Sure enough, Chacin failed to recover his arm strength and/or inspire optimism with his attempt to adapt. The whole ordeal stinks for Chacin, whose days as a productive pitcher are likely over, but you get why Bridich did what he did.

Team Audit | Player Cards | Depth Chart
Return to Top

Signed INF-R Hector Olivera to a six-year contract worth $62.5 million. [3/24]

The Dodgers seem to sign every Cuban free agent and pitcher with a damaged UCL, so of course they signed the Cuban infielder with a small tear in his UCL. To his credit, Olivera is more interesting than that description suggests. Here's what our Christopher Crawford offered as a scouting report:

Olivera's tools may not compare with Yasmani Tomas or Yoan Moncada, but he isn't a low-ceiling, high-floor player, either. There's above-average tools across the board, thanks in large part to bat speed that borders on plus and a swing path that allows him to hit the ball with authority to all parts of the field. There's obvious concerns about the durability—and he's not going to remind anyone of Robinson Cano at second-base—but he should be an above-average regular who should be ready to contribute this summer.

How and where Olivera fits onto the 2015 Dodgers depends on variables that are hitherto unclear, such as when he'll get his visa and what the Dodgers want to see from him in the minors before pushing him to the Show. In theory, Olivera could fill numerous roles, ranging from either side of shortstop to the corner outfield. Second or third base would appear to be his most likely landing spot, in part because Howie Kendrick and Juan Uribe are free agents at season's end. Therein is the beauty of having versatile players: you have options regardless of the circumstances.

The money seems like a lot, but that's what you should expect when a player who scouts consider a near-ready starter hits the open market. Of course, there's a decent chance Olivera becomes the next Erisbel Arruebarrena or Alex Guerrero, which is to say a failed investment. In addition to various durability problems the past few years, Olivera is already 30 years old. The Dodgers are betting that his wide-ranging skill set allows him to produce into his mid-30s—or, at least, that his first two or three seasons stateside atone for any late-contract slippage.

Thank you for reading

This is a free article. If you enjoyed it, consider subscribing to Baseball Prospectus. Subscriptions support ongoing public baseball research and analysis in an increasingly proprietary environment.
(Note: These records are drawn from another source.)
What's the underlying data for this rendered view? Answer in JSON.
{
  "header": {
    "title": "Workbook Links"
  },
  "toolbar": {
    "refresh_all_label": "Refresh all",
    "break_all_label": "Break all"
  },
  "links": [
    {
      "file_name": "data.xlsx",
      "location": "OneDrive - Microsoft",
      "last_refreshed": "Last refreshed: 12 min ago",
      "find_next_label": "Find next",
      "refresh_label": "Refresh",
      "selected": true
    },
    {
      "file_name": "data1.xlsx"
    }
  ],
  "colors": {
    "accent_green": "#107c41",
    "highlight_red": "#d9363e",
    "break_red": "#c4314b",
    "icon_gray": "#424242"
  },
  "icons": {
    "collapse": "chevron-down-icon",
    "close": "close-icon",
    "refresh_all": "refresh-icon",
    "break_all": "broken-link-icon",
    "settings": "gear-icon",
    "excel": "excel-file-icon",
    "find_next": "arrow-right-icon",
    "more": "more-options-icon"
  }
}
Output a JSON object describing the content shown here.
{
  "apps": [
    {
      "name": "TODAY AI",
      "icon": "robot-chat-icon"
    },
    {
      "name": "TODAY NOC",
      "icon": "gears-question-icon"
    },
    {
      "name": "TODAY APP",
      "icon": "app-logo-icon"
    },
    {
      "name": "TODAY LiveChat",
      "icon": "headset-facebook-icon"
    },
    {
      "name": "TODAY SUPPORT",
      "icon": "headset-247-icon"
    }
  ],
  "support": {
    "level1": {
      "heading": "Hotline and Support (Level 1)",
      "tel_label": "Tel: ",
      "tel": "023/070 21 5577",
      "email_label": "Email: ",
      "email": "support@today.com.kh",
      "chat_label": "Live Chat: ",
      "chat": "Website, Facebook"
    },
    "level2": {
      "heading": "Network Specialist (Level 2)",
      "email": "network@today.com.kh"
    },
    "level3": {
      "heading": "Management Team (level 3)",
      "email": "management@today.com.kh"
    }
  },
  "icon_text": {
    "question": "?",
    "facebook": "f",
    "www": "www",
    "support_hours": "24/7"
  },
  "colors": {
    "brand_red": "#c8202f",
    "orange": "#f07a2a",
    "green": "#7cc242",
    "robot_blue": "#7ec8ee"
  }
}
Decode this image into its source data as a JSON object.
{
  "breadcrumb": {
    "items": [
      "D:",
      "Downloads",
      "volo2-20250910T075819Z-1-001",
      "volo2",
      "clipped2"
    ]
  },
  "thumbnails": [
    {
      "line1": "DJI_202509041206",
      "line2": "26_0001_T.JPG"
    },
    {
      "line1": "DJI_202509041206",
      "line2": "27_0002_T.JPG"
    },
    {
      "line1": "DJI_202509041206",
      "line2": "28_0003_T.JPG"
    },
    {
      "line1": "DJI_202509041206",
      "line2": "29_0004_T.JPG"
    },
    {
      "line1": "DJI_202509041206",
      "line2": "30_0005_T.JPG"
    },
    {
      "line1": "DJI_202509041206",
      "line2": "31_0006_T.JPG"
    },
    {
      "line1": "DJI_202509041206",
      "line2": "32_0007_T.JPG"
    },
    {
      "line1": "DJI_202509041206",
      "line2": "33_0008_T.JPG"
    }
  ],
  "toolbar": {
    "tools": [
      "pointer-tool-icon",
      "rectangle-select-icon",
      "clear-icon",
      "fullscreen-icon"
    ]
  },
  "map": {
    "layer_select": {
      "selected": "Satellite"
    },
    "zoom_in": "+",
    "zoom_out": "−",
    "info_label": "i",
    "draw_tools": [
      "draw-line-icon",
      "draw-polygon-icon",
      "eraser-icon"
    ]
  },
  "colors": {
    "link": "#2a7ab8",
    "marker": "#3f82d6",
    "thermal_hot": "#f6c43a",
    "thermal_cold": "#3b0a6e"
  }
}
Subscribe now
You need to be logged in to comment. Login or Subscribe
62.5/6 for a 30 year old second baseman? Now they're just messing with us. I'm starting to think they are printing money in the basement of Chavez Ravine.
Submitted in admiration of your headline:

"Strike another pitch, Merritt Ranew"
That headline/title is simply wonderful.
I had somehow anticipated, "It's Olivera but the shouting"
Strikingly, the Twins have avoided arbitration altogether since "going there" with Kyle Lohse in 2006. It seems to be a hallmark of their management strategy.

Are there other teams that avoid arbitration as a matter of course?
Hot New Thing fascination aside, I think Alex Guerrero is better than Olivera right now. Equal as a hitter, much better fielder, and two years younger.

Olivera might have been better, before the elbow injury. That was then.